[Interface dataset entries]
· · · · · · ·
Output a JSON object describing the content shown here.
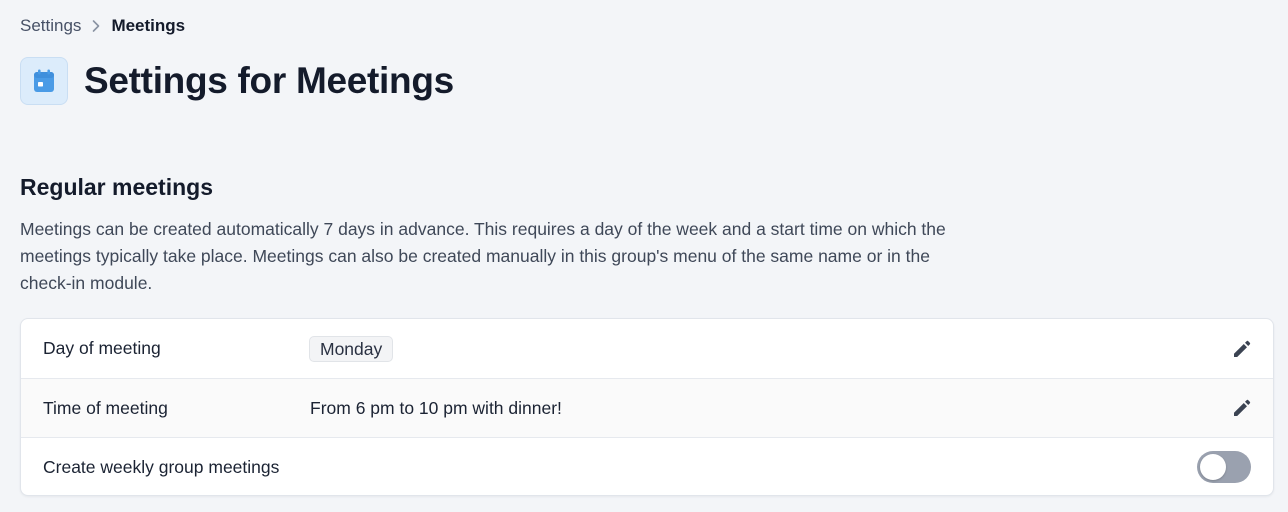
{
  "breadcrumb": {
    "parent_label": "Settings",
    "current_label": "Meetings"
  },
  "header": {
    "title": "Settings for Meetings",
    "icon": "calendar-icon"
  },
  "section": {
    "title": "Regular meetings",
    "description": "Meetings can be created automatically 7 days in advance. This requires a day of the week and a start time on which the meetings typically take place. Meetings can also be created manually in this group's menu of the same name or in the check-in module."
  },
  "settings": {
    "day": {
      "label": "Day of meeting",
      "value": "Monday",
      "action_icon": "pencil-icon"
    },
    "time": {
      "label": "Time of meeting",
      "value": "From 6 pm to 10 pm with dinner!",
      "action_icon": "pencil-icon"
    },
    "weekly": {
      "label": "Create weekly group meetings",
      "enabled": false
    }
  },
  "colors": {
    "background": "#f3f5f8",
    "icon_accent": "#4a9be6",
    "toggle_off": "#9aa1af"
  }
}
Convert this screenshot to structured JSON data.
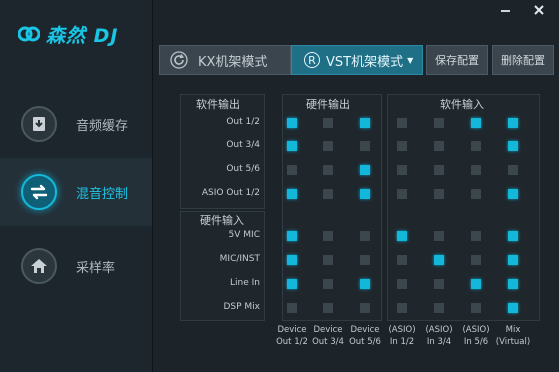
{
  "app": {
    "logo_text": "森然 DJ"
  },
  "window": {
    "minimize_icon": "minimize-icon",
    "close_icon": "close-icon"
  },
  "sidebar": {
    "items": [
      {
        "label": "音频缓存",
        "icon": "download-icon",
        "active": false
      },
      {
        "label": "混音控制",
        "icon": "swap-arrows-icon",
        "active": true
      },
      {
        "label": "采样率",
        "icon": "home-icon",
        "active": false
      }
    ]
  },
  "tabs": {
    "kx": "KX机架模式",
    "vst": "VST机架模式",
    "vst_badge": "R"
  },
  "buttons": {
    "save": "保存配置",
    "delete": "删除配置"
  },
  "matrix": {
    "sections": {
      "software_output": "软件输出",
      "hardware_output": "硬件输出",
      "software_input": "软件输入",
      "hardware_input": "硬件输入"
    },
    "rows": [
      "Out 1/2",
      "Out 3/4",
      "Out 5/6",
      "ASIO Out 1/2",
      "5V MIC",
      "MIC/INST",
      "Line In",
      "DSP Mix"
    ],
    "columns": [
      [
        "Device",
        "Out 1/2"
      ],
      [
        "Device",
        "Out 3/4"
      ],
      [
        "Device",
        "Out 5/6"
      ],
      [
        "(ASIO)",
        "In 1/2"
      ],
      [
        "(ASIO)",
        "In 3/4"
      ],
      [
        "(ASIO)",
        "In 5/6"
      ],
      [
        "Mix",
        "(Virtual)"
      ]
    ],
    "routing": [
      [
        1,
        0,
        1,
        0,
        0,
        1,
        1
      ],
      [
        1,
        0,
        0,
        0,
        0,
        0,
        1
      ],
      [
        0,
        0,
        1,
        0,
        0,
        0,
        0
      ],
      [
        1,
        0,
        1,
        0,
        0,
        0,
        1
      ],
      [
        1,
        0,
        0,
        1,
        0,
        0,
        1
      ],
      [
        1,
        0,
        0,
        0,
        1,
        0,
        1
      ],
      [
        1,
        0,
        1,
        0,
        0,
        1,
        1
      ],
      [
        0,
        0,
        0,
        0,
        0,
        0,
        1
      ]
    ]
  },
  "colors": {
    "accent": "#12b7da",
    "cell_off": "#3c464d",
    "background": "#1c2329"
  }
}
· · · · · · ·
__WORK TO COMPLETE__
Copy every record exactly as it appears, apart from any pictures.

__TASK ANSWER__
Output a JSON object describing the content shown here.
{
  "breadcrumb": {
    "parent_label": "Settings",
    "current_label": "Meetings"
  },
  "header": {
    "title": "Settings for Meetings",
    "icon": "calendar-icon"
  },
  "section": {
    "title": "Regular meetings",
    "description": "Meetings can be created automatically 7 days in advance. This requires a day of the week and a start time on which the meetings typically take place. Meetings can also be created manually in this group's menu of the same name or in the check-in module."
  },
  "settings": {
    "day": {
      "label": "Day of meeting",
      "value": "Monday",
      "action_icon": "pencil-icon"
    },
    "time": {
      "label": "Time of meeting",
      "value": "From 6 pm to 10 pm with dinner!",
      "action_icon": "pencil-icon"
    },
    "weekly": {
      "label": "Create weekly group meetings",
      "enabled": false
    }
  },
  "colors": {
    "background": "#f3f5f8",
    "icon_accent": "#4a9be6",
    "toggle_off": "#9aa1af"
  }
}
Convert this screenshot to structured JSON data.
{
  "app": {
    "logo_text": "森然 DJ"
  },
  "window": {
    "minimize_icon": "minimize-icon",
    "close_icon": "close-icon"
  },
  "sidebar": {
    "items": [
      {
        "label": "音频缓存",
        "icon": "download-icon",
        "active": false
      },
      {
        "label": "混音控制",
        "icon": "swap-arrows-icon",
        "active": true
      },
      {
        "label": "采样率",
        "icon": "home-icon",
        "active": false
      }
    ]
  },
  "tabs": {
    "kx": "KX机架模式",
    "vst": "VST机架模式",
    "vst_badge": "R"
  },
  "buttons": {
    "save": "保存配置",
    "delete": "删除配置"
  },
  "matrix": {
    "sections": {
      "software_output": "软件输出",
      "hardware_output": "硬件输出",
      "software_input": "软件输入",
      "hardware_input": "硬件输入"
    },
    "rows": [
      "Out 1/2",
      "Out 3/4",
      "Out 5/6",
      "ASIO Out 1/2",
      "5V MIC",
      "MIC/INST",
      "Line In",
      "DSP Mix"
    ],
    "columns": [
      [
        "Device",
        "Out 1/2"
      ],
      [
        "Device",
        "Out 3/4"
      ],
      [
        "Device",
        "Out 5/6"
      ],
      [
        "(ASIO)",
        "In 1/2"
      ],
      [
        "(ASIO)",
        "In 3/4"
      ],
      [
        "(ASIO)",
        "In 5/6"
      ],
      [
        "Mix",
        "(Virtual)"
      ]
    ],
    "routing": [
      [
        1,
        0,
        1,
        0,
        0,
        1,
        1
      ],
      [
        1,
        0,
        0,
        0,
        0,
        0,
        1
      ],
      [
        0,
        0,
        1,
        0,
        0,
        0,
        0
      ],
      [
        1,
        0,
        1,
        0,
        0,
        0,
        1
      ],
      [
        1,
        0,
        0,
        1,
        0,
        0,
        1
      ],
      [
        1,
        0,
        0,
        0,
        1,
        0,
        1
      ],
      [
        1,
        0,
        1,
        0,
        0,
        1,
        1
      ],
      [
        0,
        0,
        0,
        0,
        0,
        0,
        1
      ]
    ]
  },
  "colors": {
    "accent": "#12b7da",
    "cell_off": "#3c464d",
    "background": "#1c2329"
  }
}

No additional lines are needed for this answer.